Outdueled by Cam Smith last year, the Spaniard returned to Kapalua and fired a Sunday 63 to win and further lay claim to perhaps being the game’s best player right now.
KAPALUA, Hawaii — 60 under!
That is Jon Rahm’s total over the last two years in the Sentry Tournament of Champions on the Plantation Course and it’s only been good enough for one victory, but that victory was a stunner.
In the final round, Rahm was coming from nine shots back after a bogey on the first hole could have derailed his chances. It turned out to just be a brief interlude to a scoring onslaught that saw Rahm record nine birdies and an eagle on the 15th hole that tied him for the lead with overnight leader Collin Morikawa.
The last of the nine birdies on the par-5 18th, sealed a three-shot lead for Rahm while Morikawa was self-destructing midway through the back nine with three consecutive bogeys from Nos. 14-16.
“I’m like ‘we’re going to need a small miracle,’” Rahm said about his mindset at the start of the day. “After bogeying 1, I was going to need somewhat of a larger miracle. It goes to say, you just got to do the little things properly.”

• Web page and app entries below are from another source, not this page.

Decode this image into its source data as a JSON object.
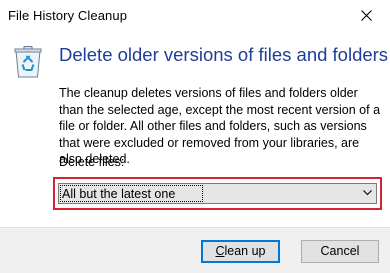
{
  "window": {
    "title": "File History Cleanup",
    "close_icon": "close-icon"
  },
  "content": {
    "icon": "recycle-bin-icon",
    "heading": "Delete older versions of files and folders",
    "description": "The cleanup deletes versions of files and folders older than the selected age, except the most recent version of a file or folder. All other files and folders, such as versions that were excluded or removed from your libraries, are also deleted.",
    "delete_files_label": "Delete files:",
    "delete_files_select": {
      "selected": "All but the latest one",
      "icon": "chevron-down-icon"
    },
    "highlight_color": "#d82131"
  },
  "footer": {
    "cleanup_button": {
      "accel": "C",
      "rest": "lean up"
    },
    "cancel_label": "Cancel"
  },
  "colors": {
    "heading": "#1f3d99",
    "default_button_border": "#0078d7"
  }
}
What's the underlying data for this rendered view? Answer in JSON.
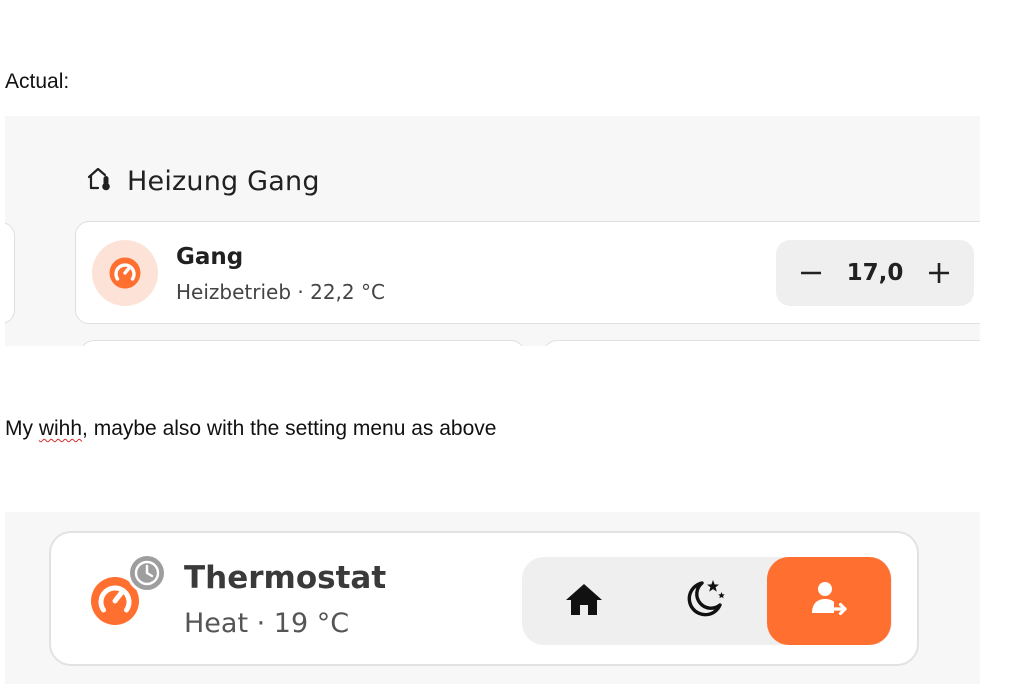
{
  "doc": {
    "actual_label": "Actual:",
    "wish_prefix": "My ",
    "wish_misspelled": "wihh",
    "wish_suffix": ", maybe also with the setting menu as above"
  },
  "actual": {
    "section_title": "Heizung Gang",
    "section_icon": "home-thermometer-icon",
    "card": {
      "name": "Gang",
      "state": "Heizbetrieb · 22,2 °C",
      "icon": "thermostat-icon",
      "setpoint": "17,0",
      "decrement_icon": "minus-icon",
      "increment_icon": "plus-icon"
    }
  },
  "wish": {
    "card": {
      "name": "Thermostat",
      "state": "Heat · 19 °C",
      "icon": "thermostat-icon",
      "status_icon": "clock-icon",
      "modes": [
        {
          "label": "home",
          "icon": "home-icon",
          "active": false
        },
        {
          "label": "sleep",
          "icon": "moon-stars-icon",
          "active": false
        },
        {
          "label": "away",
          "icon": "person-arrow-icon",
          "active": true
        }
      ]
    }
  },
  "colors": {
    "accent": "#ff6f30",
    "accent_soft": "#fde3d7",
    "panel_bg": "#f7f7f7",
    "stepper_bg": "#efefef",
    "clock_gray": "#9e9e9e"
  }
}
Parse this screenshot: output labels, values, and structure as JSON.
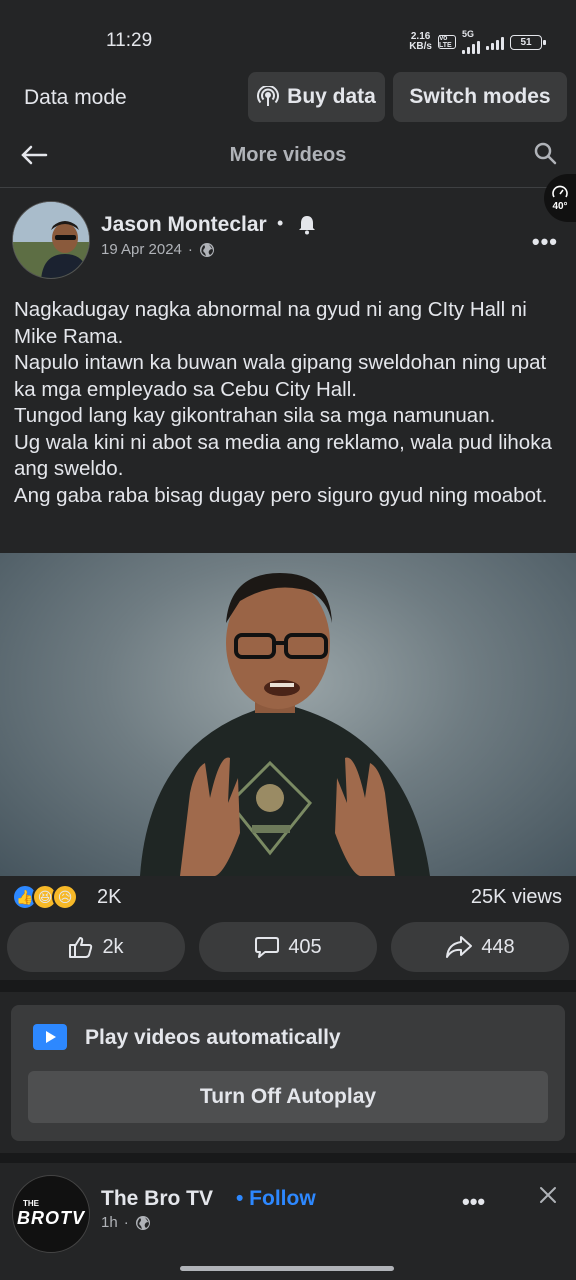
{
  "status_bar": {
    "time": "11:29",
    "net_speed_value": "2.16",
    "net_speed_unit": "KB/s",
    "volte": "Vo LTE",
    "network": "5G",
    "battery": "51"
  },
  "data_banner": {
    "label": "Data mode",
    "buy_data": "Buy data",
    "switch_modes": "Switch modes"
  },
  "header": {
    "title": "More videos",
    "speed_badge": "40°"
  },
  "post": {
    "author": "Jason Monteclar",
    "separator": "•",
    "date": "19 Apr 2024",
    "meta_dot": "·",
    "text": "Nagkadugay nagka abnormal na gyud ni ang CIty Hall ni Mike Rama.\nNapulo intawn ka buwan wala gipang sweldohan ning upat ka mga empleyado sa Cebu City Hall.\nTungod lang kay gikontrahan sila sa mga namunuan.\nUg wala kini ni abot sa media ang reklamo, wala pud lihoka ang sweldo.\nAng gaba raba bisag dugay pero siguro gyud ning moabot.",
    "more": "•••",
    "reaction_count": "2K",
    "views": "25K views",
    "actions": {
      "like": "2k",
      "comment": "405",
      "share": "448"
    }
  },
  "autoplay": {
    "title": "Play videos automatically",
    "button": "Turn Off Autoplay"
  },
  "next_post": {
    "author": "The Bro TV",
    "follow": "• Follow",
    "time": "1h",
    "meta_dot": "·",
    "more": "•••",
    "avatar_small": "THE",
    "avatar_logo": "BROTV"
  },
  "colors": {
    "background": "#242526",
    "accent": "#2d88ff",
    "button": "#3a3b3c"
  }
}
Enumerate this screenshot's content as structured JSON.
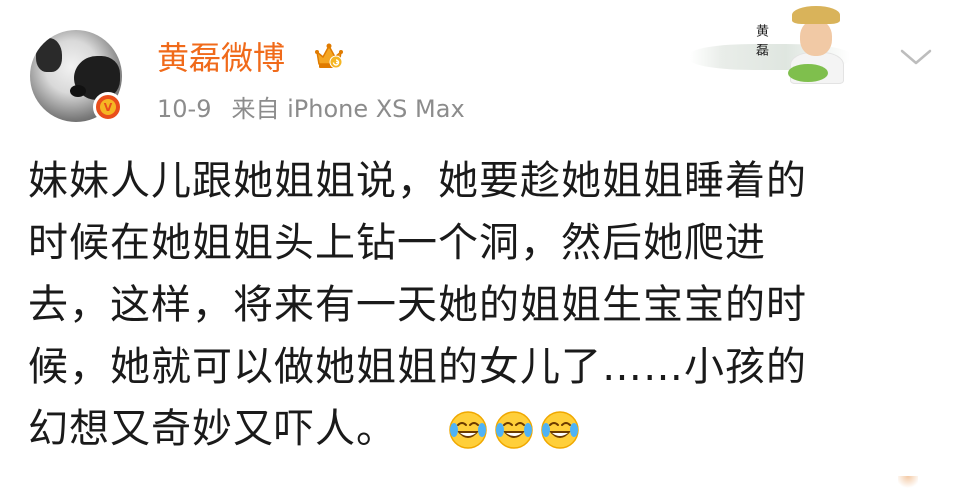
{
  "post": {
    "author": "黄磊微博",
    "date": "10-9",
    "source": "来自 iPhone XS Max",
    "content": "妹妹人儿跟她姐姐说，她要趁她姐姐睡着的\n时候在她姐姐头上钻一个洞，然后她爬进\n去，这样，将来有一天她的姐姐生宝宝的时\n候，她就可以做她姐姐的女儿了……小孩的\n幻想又奇妙又吓人。",
    "emojis": [
      "laugh-cry-emoji",
      "laugh-cry-emoji",
      "laugh-cry-emoji"
    ]
  },
  "card": {
    "signature": "黄磊"
  },
  "icons": {
    "verified": "verified-badge-icon",
    "vip": "vip-crown-icon",
    "more": "chevron-down-icon"
  },
  "colors": {
    "username": "#f06a1a",
    "meta": "#8c8c8c",
    "text": "#1a1a1a",
    "verified": "#e94e1b"
  }
}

This was nothing short of epic, and Rahm was looking for redemption after losing to Cam Smith last year when the Australian shot 34 under and Rahm 33 under.
Finding redemption was not easy and surely Rahm would not want to make a living coming back from nine-shot leads on Sundays, but he also was very aware that if someone was going to shoot a number, why not him?
“No matter the lead, if in a regular course you have to expect somebody’s going to come and shoot 64 or 65, out here you have to expect the same thing,” Rahm said. “Somebody’s going to shoot a very low number.“
With the win, Rahm is on a different mission.
Rahm has won at least once every year since 2017 and his eighth win comes when his game is as good as anyone’s worldwide.
Since the Tour Championship at the end of August, where Rahm finished T16, the Spaniard has been on a tear with a T2 at the BMW PGA Championship on the DP World Tour, followed by a win at the Spanish Open, a T4 at The CJ Cup, a win at the DP World Tour Championship and a T8 at Tiger’s event, the Hero World Challenge.
Rahm’s only question is why he isn’t ranked higher in the world rankings.
Currently sitting at fourth in the world, Rahm has only moved up one spot since going on this run. He believes he should be further up.
“In my mind, I feel like since August I’ve been the best player in the world, I feel like, and I think a lot of us should feel like a lot of times we’re the best,” Rahm said. “Earlier in the year clearly Scottie (Scheffler) was that player, then Rory (McIlroy) was that player, and I feel like right now it’s been me.”
Rahm may have a point, just by watching how he strategically took apart the Plantation Course, making only one mistake with the bogey on the first and then running the table against Morikawa, who could do no wrong through 67 holes.
Rahm was quick to point out that the Plantation Course is a scoring paradise, but it can get you at times.
“On this golf course you just always have to go out for birdies,” Rahm said. “This is what it is. When you go off to make those birdies, sometimes mistakes happen. Not only for him (Morikawa), for everybody.”
Giving credit where credit is due, Rahm believes his hard work is starting to pay off and the numbers don’t lie when you look at the accuracy of his approach shots over the last year making the difference.
That difference has allowed his putter to become more effective and he believes over the last four or five month it has been as good as it gets with the flatstick.
Things can turn in mysterious ways; for Rahm it turned with a birdie on the difficult hole, when even his caddie Adam Hayes had a larger-than-usual smile as Rahm drained his first birdie of the day.
A thinned bunker shot by Morikawa on the 14th hole produced his first bogey and put immediate doubt in his mind.
It’s a combination of things that put Rahm on the top of the leaderboard when it was all said and done.
“I’m not going to lie,” Rahm said. “Had I shot 60 under par in two starts here and not won either one of them, that would have been a hard pill to swallow. Something just doesn’t register to say that, right, to do that well and lose both times.”